    Rather much research and observation of Nature's habits and ways (directives), as seen and studied from a dispassionate distance, indicate positively for the proposition that said amourous interests, be they bestial or celestial, are in demonstrated fact, intended to be 'to-purpose, equal opportunity pursuits' - ones that as potentialities ARE REQUIRED for the needed maintenance of balanced human existence, and peaceable interchange and, that wherever found upset or destroyed by human-imposed prohibitions*, tiresome old human misery of one ugly form or another is SURE to be seen following.

    (*Much if not most of it as being derived of that very minutely human dimensioned mysticism, with their invariably accompanying dusty books of authorities, commanding that faith alone is to be the be-all and end-all of all things, complete with called out penalties being made the reward for any daring dissenters, such as stake-burning for one, as it was practiced not too long before Bessler's time.
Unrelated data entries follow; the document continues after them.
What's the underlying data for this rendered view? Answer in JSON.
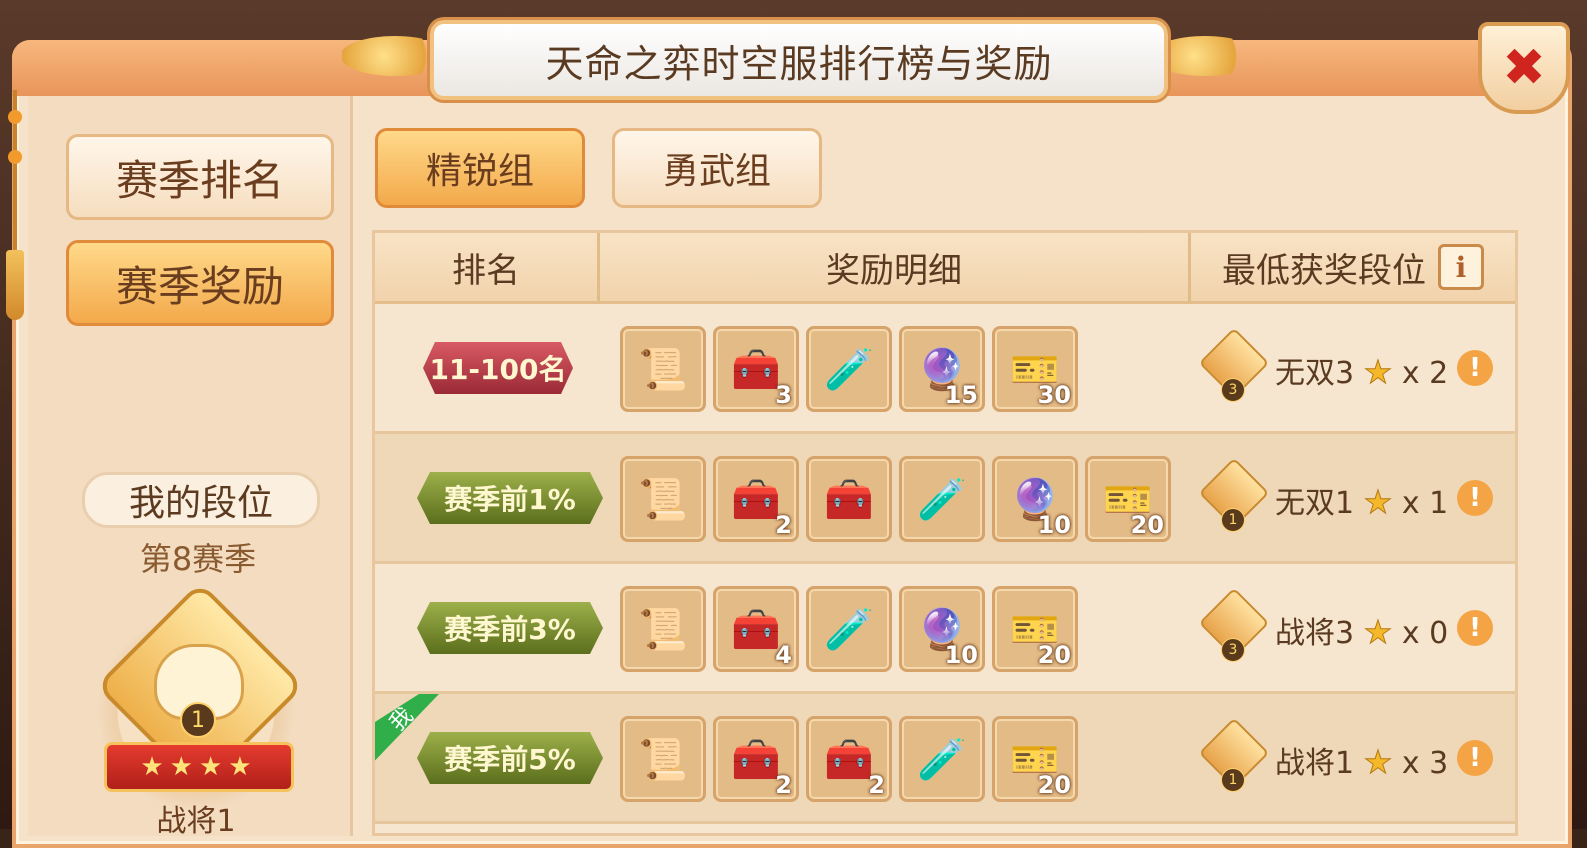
{
  "dialog": {
    "title": "天命之弈时空服排行榜与奖励",
    "close_icon": "✖"
  },
  "sidebar": {
    "items": [
      {
        "label": "赛季排名",
        "active": false
      },
      {
        "label": "赛季奖励",
        "active": true
      }
    ],
    "my_rank_label": "我的段位",
    "season_label": "第8赛季",
    "badge": {
      "number": "1",
      "stars": "★★★★",
      "caption": "战将1"
    }
  },
  "tabs": [
    {
      "label": "精锐组",
      "active": true
    },
    {
      "label": "勇武组",
      "active": false
    }
  ],
  "table": {
    "headers": {
      "rank": "排名",
      "rewards": "奖励明细",
      "min_rank": "最低获奖段位"
    },
    "info_icon": "i",
    "rows": [
      {
        "rank": "11-100名",
        "rank_style": "red",
        "me": false,
        "rewards": [
          {
            "icon": "scroll-icon",
            "glyph": "📜",
            "count": ""
          },
          {
            "icon": "treasure-chest-icon",
            "glyph": "🧰",
            "count": "3"
          },
          {
            "icon": "potion-bottle-icon",
            "glyph": "🧪",
            "count": ""
          },
          {
            "icon": "crystal-ball-icon",
            "glyph": "🔮",
            "count": "15"
          },
          {
            "icon": "red-ticket-icon",
            "glyph": "🎫",
            "count": "30"
          }
        ],
        "min_rank": {
          "badge_number": "3",
          "text": "无双3",
          "star": "★",
          "multiplier": "x 2"
        }
      },
      {
        "rank": "赛季前1%",
        "rank_style": "green",
        "me": false,
        "rewards": [
          {
            "icon": "scroll-icon",
            "glyph": "📜",
            "count": ""
          },
          {
            "icon": "treasure-chest-icon",
            "glyph": "🧰",
            "count": "2"
          },
          {
            "icon": "purple-chest-icon",
            "glyph": "🧰",
            "count": ""
          },
          {
            "icon": "potion-bottle-icon",
            "glyph": "🧪",
            "count": ""
          },
          {
            "icon": "crystal-ball-icon",
            "glyph": "🔮",
            "count": "10"
          },
          {
            "icon": "red-ticket-icon",
            "glyph": "🎫",
            "count": "20"
          }
        ],
        "min_rank": {
          "badge_number": "1",
          "text": "无双1",
          "star": "★",
          "multiplier": "x 1"
        }
      },
      {
        "rank": "赛季前3%",
        "rank_style": "green",
        "me": false,
        "rewards": [
          {
            "icon": "scroll-icon",
            "glyph": "📜",
            "count": ""
          },
          {
            "icon": "purple-chest-icon",
            "glyph": "🧰",
            "count": "4"
          },
          {
            "icon": "potion-bottle-icon",
            "glyph": "🧪",
            "count": ""
          },
          {
            "icon": "crystal-ball-icon",
            "glyph": "🔮",
            "count": "10"
          },
          {
            "icon": "red-ticket-icon",
            "glyph": "🎫",
            "count": "20"
          }
        ],
        "min_rank": {
          "badge_number": "3",
          "text": "战将3",
          "star": "★",
          "multiplier": "x 0"
        }
      },
      {
        "rank": "赛季前5%",
        "rank_style": "green",
        "me": true,
        "me_label": "我",
        "rewards": [
          {
            "icon": "scroll-icon",
            "glyph": "📜",
            "count": ""
          },
          {
            "icon": "purple-chest-icon",
            "glyph": "🧰",
            "count": "2"
          },
          {
            "icon": "silver-chest-icon",
            "glyph": "🧰",
            "count": "2"
          },
          {
            "icon": "potion-bottle-icon",
            "glyph": "🧪",
            "count": ""
          },
          {
            "icon": "red-ticket-icon",
            "glyph": "🎫",
            "count": "20"
          }
        ],
        "min_rank": {
          "badge_number": "1",
          "text": "战将1",
          "star": "★",
          "multiplier": "x 3"
        }
      }
    ]
  },
  "colors": {
    "accent_orange": "#f3a94b",
    "panel": "#f6e2c8",
    "close_red": "#d0241e",
    "me_green": "#2fae4a"
  }
}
So much for coming to faith as according with and to 'free will.')

    No, Bessler's era was not all that far removed from Boccaccio's Decamaron days, where lustiness was to be satisfied by myriad's of most creative ways.

    For some, Nature is to be fought as in a deadly battle done by will but to be never conquered, if this might be noticed, for this is Her realm, not ours. She's the boss and where we conform and comply as our wits best allow, all really is well but where not, TROUBLE without exception of one form or another can be counted upon to follow for such transgressors.

    With all of that as might be considered, it is of no wonderment to me that Bessler likely would have visited in-and-out many rooms, in his lifetime, whether as naturally or will originated, purpose directed.)

    Whatever it all might have looked like to we curious onlookers back then, we know that Nature smiled upon his efforts, and granted to him knowledge-certain as to how to transcend by Her natural means, her Earthly ordinariness.

    Most evocative of thought and consideration, John.

    James

    ReplyDelete
    Replies
    1. Whatever, James. Before you get carried away (too late?), the part that sounds vaguely like Bessler was having it away with French guys is an incorrect translation.

      Delete
    2. Perhaps you saw what you wished to see, but I did not say that Bessler had it off with the Frenchman. If you think the translation is wrong then perhaps you can offer a more accurate one?

      JC

      Delete
    3. Firstly, John, I was directing what I said at James and what seemed like his view of what you wrote, although there was IMO a slight implication, on your part, that Bessler was perhaps bisexual.

      Here is a better translation:
      “Praise God! I was never wanting, of someone to heal, who was 'a Frenchman' [had french pox] and since I was very highly discreet, I had many such people laid up, and extinguished their fire in a short space of time”

      Delete
    4. Thanks anon. That seems a better translation and also clears up the ambiguity of my translation. There was that implication, but I did say right at the beginning there was some not so reasonable speculation, and that particular bit has now been corrected.

      I linked Frantzmann and French pox in google and there is no doubt that the two are well-known and refer to an outbreak of the pox (syphilis) in the French army of the time. That's why it was called the French pox or known as Frantzmann.

      JC

      Delete
    5. Glad you enjyed it James. It's not easy to keep blogging about Bessler and just relying on the documentary evidence. Sometimes I think its worth a little speculation about his character, even if I take a step too far sometimes!

      Of course it would be good to talk about what I'm workng on but as there is nothing to indicate success yet there is nothing worth saying. But 'confidence is high', as you guys across the pond say (in movies anyway).

      JC

      Delete
  5. Hello James!

    Well, I've got the basic shape of the wheel made. I'm currently building the weights and will install them just as soon as I have all of them made. It's looking very cool so far. I'll keep you updated!😁

    ReplyDelete

Why Science is wrong about Bessler's Wheel

Science has taught us that perpetual motion machines are impossible, they violate the laws of physics and we are all wasting our time and o...